▸ Task prompt: Go through the records below line by line, counting those that contain the word "icon"; answer with the count only.

___ Exercise input

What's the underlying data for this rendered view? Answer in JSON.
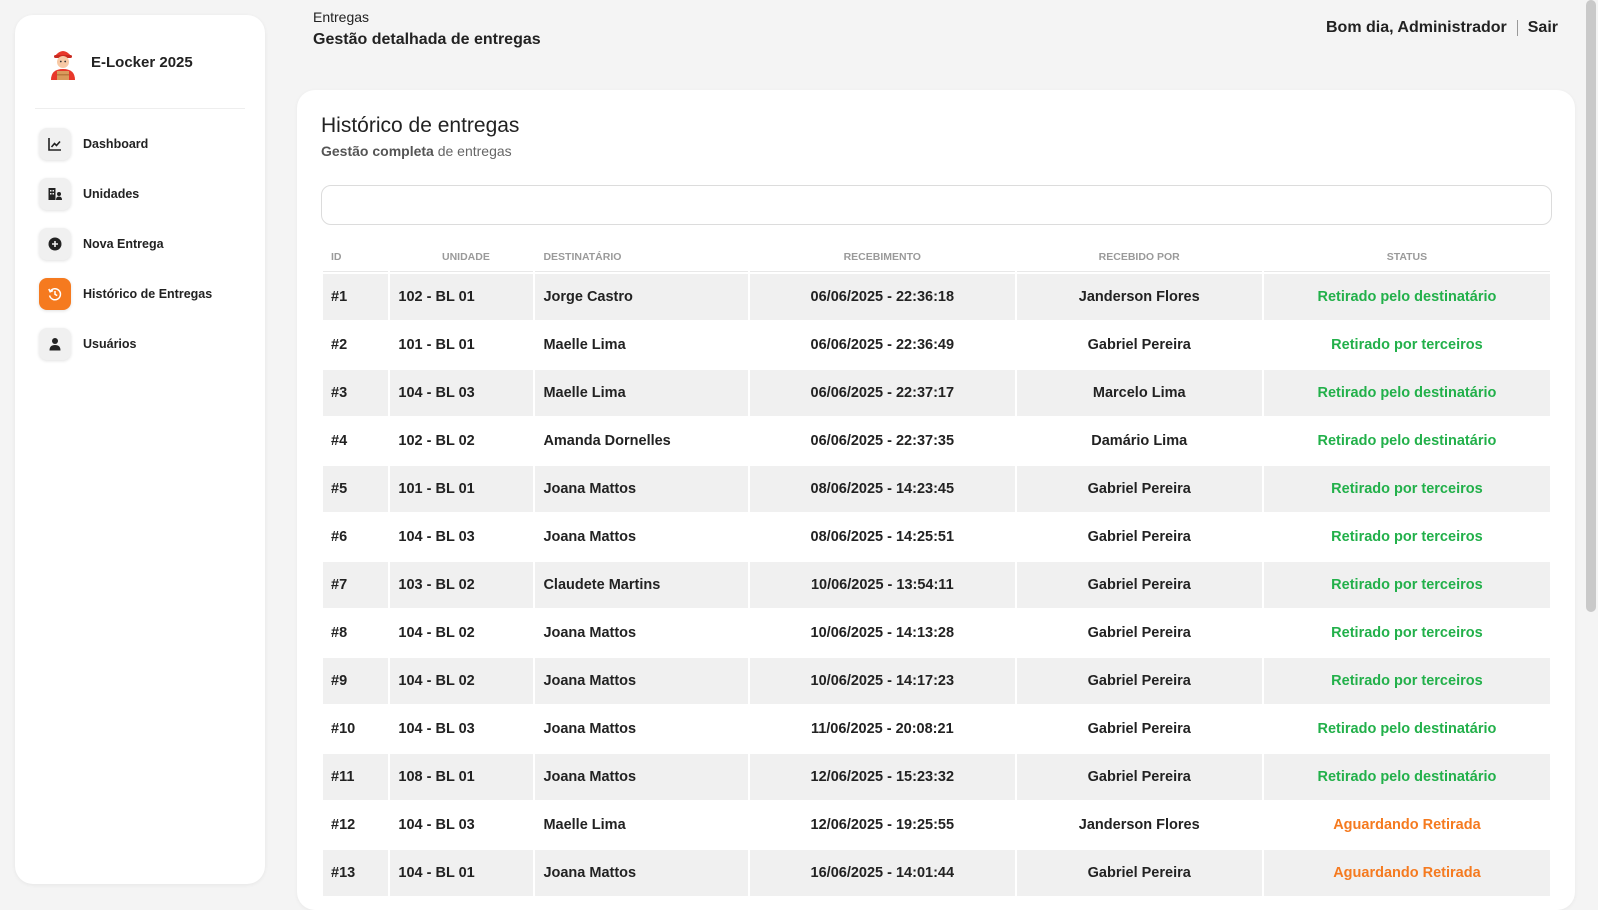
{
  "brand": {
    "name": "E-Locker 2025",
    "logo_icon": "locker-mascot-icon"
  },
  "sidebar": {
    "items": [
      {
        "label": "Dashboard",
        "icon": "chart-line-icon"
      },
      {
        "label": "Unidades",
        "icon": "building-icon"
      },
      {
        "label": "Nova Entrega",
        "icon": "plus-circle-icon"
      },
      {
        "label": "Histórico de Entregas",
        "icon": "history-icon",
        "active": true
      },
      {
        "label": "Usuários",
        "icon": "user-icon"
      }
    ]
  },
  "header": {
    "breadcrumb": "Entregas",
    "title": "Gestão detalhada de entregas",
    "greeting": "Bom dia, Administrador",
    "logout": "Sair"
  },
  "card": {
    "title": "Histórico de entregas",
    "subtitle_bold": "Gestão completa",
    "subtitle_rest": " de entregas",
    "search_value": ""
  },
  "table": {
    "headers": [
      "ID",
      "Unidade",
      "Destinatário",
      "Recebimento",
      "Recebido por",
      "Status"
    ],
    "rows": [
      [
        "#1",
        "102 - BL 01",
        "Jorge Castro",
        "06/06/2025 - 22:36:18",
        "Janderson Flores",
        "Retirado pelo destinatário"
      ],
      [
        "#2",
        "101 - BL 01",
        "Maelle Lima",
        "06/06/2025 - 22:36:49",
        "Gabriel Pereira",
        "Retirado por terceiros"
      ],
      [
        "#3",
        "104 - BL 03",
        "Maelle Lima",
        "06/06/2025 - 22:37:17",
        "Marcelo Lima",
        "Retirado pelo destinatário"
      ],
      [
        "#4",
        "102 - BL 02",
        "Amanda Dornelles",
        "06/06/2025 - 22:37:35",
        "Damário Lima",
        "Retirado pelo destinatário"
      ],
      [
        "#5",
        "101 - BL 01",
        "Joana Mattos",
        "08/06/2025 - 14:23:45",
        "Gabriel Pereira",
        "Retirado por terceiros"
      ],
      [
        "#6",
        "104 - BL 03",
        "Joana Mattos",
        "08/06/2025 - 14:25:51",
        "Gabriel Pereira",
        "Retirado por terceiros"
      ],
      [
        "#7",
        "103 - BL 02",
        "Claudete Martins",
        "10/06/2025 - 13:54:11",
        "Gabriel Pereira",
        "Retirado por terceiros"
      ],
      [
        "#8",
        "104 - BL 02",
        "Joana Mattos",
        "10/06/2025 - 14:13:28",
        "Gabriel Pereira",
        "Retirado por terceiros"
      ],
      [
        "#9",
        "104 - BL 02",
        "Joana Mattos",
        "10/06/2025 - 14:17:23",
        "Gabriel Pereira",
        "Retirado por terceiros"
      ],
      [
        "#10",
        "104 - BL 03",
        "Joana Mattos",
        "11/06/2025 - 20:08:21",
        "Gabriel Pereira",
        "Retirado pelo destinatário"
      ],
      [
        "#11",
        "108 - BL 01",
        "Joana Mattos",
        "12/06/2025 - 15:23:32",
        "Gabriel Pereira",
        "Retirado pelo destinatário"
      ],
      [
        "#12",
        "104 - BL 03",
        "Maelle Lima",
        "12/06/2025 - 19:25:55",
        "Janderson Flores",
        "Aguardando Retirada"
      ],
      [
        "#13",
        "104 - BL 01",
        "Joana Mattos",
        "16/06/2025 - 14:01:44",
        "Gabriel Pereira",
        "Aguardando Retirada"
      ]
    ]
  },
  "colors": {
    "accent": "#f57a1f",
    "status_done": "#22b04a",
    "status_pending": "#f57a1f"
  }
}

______
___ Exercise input

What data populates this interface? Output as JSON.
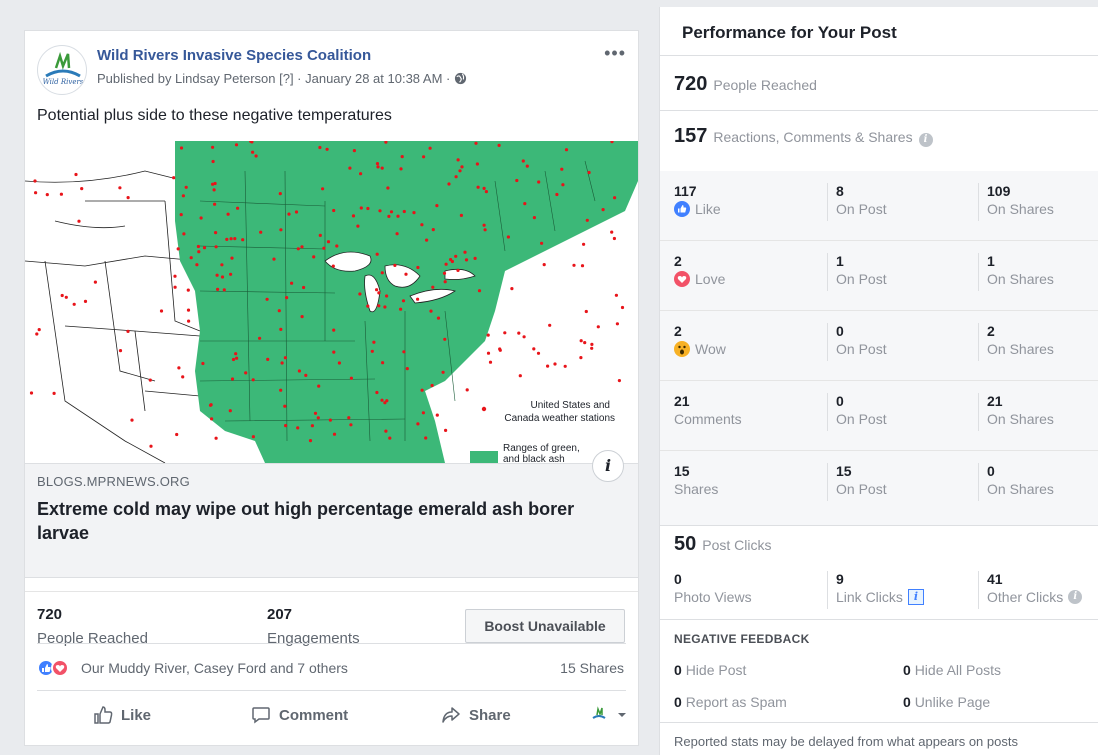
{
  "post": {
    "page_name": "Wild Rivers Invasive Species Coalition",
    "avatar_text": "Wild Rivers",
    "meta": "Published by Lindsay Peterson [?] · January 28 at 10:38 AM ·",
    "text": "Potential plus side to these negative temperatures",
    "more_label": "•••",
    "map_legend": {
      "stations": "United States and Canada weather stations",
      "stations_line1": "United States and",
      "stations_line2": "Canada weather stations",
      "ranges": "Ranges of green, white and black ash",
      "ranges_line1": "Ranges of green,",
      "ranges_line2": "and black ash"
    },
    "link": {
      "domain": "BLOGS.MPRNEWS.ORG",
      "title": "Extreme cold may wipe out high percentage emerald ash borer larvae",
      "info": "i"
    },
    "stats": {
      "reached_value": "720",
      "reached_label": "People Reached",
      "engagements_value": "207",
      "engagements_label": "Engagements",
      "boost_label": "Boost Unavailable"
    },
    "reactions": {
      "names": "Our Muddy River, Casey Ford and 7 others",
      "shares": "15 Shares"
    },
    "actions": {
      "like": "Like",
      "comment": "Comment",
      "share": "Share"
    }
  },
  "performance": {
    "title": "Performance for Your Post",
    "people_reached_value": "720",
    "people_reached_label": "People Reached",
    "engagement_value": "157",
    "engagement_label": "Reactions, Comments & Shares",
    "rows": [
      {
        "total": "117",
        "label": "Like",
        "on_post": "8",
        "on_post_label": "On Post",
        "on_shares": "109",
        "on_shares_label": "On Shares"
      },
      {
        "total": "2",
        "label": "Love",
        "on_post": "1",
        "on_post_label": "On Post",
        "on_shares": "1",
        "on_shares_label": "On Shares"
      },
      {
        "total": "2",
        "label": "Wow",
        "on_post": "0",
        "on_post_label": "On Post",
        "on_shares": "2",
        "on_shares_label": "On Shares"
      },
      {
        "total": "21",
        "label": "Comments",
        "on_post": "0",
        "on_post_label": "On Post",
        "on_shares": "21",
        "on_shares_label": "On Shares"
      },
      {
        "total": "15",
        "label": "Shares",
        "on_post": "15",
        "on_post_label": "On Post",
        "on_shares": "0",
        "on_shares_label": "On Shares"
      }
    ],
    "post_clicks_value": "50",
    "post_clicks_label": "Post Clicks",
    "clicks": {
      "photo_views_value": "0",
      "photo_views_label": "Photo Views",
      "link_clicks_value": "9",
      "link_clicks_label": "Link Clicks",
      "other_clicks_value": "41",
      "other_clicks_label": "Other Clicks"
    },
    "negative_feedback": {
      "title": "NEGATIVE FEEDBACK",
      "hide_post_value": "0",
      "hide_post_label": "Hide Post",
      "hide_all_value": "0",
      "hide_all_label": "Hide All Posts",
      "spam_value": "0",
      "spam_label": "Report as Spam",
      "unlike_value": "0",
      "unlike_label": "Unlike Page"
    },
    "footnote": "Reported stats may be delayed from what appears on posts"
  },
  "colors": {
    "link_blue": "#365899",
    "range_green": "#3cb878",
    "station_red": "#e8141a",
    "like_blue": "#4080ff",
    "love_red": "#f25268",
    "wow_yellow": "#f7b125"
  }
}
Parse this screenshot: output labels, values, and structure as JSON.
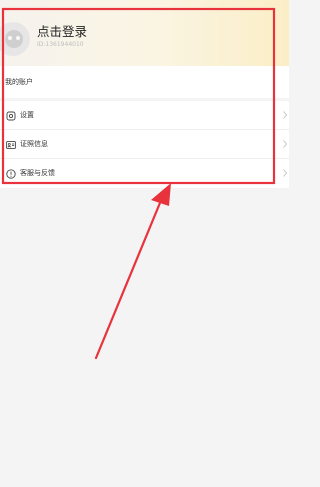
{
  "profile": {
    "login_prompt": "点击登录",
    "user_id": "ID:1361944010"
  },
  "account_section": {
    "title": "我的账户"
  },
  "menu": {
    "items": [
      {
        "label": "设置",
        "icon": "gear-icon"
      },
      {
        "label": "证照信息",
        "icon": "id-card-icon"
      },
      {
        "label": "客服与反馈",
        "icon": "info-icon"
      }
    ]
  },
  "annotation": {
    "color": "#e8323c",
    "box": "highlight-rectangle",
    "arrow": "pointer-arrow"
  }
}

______

▸ Answer section: 9